Callan's projections are based on the growing diversity of the U.S. population. As recently as 1980, the U.S. workforce was 82% white. By 2020, it will be just 63% white. Over this 40-year span, the share of minorities will double, to 37%, as that of Hispanic workers nearly triples, to 17%. The problem is, both Hispanics and African Americans are far less likely to earn degrees than their white counterparts. If those gaps persist, the number of Americans age 26 to 64 who don't even have a high school degree could soar by 7 million, to 31 million, by 2020. Meanwhile, although the actual number of adults with at least a college degree would grow, their share of the workforce could fall by a percentage point, to 25.5%.
Even with No Child, backsliding already has happened in Texas, the laboratory President George W. Bush used for the law when he was governor of the state. Why? The Lone Star State's Hispanic population is exploding. Because minority students are far more likely to drop out of high school, Texas now ranks dead last among the 50 states in the percentage of adults who have a high school degree. That's down from 39th in 1990.The situation in Texas will only get worse because Washington has no intention of sealing the US border. This means that Texas and the nation will continue to be flooded with unskilled, uneducated immigrants, whose children will fill public schools, draining already scarce resources in vain efforts to teach them the basics (like English, which an increasing number never really learn). Meanwhile, more advanced subjects like math and science are written out of the curriculum so that public officials can avoid questions about their students’ lousy performance in those fields.
Similarly, Texas ranks 35th among the states in the percentage of adults who have a college degree, down from 23rd in 1990. State demographer Steve H. Murdock is telling anyone who will listen that Texas public schools will be 80% minority by 2040, up from 57% in 2000. If the education gap persists, he warns, the income of the average Texas household will fall by $6,500 by 2040, after inflation adjustments -- potentially fueling a spike in poverty, the prison population, and other social problems. "We've been very hard hit," says Murdock.
NAM said its survey found significant dissatisfaction among manufacturers with the quality of kindergarten-to-grade 12 education and the dearth of adequate career counseling.Mr. Engler shouldn’t hold his breath. So long as the Bush administration and Congress permit the invasion of the US and the collapse of education standards, the number of skilled American workers will only fall.
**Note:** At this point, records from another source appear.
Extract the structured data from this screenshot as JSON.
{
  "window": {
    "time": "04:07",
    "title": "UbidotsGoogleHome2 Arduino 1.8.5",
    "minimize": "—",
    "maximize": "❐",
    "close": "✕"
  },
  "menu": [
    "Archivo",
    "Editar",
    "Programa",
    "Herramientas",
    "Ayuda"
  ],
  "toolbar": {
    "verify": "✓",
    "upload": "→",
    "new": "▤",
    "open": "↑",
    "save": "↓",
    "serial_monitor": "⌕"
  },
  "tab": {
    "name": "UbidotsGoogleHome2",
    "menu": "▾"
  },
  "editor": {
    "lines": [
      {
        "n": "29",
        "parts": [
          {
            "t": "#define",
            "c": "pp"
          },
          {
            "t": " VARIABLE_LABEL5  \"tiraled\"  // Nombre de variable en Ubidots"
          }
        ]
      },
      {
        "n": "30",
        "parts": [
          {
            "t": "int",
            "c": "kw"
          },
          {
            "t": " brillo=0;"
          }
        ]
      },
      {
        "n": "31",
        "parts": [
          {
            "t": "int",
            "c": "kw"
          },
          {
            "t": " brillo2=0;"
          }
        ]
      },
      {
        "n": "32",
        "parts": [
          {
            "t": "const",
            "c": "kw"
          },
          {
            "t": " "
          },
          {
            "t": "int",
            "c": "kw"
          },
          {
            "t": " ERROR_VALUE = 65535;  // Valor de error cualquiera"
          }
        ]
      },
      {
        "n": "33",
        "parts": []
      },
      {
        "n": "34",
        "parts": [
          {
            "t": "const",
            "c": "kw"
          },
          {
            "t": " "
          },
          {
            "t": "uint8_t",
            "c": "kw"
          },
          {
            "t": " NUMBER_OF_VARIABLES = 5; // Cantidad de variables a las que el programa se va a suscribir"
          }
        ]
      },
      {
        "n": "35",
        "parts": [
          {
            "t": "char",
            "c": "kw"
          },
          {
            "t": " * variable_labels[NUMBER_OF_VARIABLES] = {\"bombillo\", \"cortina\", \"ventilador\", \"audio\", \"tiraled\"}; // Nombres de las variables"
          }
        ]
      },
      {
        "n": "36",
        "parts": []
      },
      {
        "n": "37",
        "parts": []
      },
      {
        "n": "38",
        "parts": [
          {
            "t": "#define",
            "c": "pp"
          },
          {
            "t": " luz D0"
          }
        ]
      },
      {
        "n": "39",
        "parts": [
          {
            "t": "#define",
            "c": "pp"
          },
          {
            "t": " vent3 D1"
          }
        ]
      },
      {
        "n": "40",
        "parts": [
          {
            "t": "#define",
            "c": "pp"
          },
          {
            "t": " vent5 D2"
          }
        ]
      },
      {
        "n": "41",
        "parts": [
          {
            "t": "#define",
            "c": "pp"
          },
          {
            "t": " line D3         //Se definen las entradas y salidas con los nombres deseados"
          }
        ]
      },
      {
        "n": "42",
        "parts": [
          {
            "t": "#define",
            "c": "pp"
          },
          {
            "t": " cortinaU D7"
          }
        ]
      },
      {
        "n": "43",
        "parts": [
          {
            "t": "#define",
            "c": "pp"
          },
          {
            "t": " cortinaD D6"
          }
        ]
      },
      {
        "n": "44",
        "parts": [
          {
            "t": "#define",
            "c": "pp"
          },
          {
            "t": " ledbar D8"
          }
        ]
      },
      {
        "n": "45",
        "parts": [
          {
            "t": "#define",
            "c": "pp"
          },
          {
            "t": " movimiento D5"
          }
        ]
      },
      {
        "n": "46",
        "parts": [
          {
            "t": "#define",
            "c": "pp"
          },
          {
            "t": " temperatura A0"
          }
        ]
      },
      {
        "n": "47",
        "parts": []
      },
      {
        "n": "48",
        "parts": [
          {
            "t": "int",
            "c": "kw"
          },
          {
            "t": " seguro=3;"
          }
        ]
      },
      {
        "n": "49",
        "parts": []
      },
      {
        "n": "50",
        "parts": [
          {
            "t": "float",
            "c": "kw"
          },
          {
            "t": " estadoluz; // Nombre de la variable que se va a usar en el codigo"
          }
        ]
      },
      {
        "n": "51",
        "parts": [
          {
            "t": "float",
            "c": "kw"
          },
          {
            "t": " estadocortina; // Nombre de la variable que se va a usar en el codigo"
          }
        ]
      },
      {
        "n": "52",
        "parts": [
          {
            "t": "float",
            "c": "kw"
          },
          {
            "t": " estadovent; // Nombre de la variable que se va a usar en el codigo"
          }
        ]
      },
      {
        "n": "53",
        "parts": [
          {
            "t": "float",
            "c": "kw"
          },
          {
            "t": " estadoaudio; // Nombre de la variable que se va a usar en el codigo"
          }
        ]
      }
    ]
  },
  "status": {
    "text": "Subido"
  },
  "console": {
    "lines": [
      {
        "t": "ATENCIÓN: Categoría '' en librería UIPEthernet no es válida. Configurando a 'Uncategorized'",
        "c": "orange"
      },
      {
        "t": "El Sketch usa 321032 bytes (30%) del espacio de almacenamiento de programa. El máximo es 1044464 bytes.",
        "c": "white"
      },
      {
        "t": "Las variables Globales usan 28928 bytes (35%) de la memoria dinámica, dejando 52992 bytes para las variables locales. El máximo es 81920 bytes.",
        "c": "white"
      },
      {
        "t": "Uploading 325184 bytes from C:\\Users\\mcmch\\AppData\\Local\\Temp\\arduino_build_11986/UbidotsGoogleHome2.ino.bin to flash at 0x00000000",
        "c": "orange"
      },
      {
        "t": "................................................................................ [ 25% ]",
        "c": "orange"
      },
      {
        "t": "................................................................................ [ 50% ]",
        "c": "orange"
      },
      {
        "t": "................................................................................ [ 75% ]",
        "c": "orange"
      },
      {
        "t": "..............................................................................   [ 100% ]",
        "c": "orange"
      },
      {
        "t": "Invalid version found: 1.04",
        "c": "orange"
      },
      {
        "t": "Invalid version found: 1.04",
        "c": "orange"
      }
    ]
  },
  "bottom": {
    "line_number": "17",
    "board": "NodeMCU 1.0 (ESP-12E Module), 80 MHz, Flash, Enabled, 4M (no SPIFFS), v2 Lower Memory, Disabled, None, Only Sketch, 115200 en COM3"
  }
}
``We must update the image of modern manufacturing in the minds of young people, their parents and educators, and encourage more students to study math and science or follow a technical career path,'' Engler said.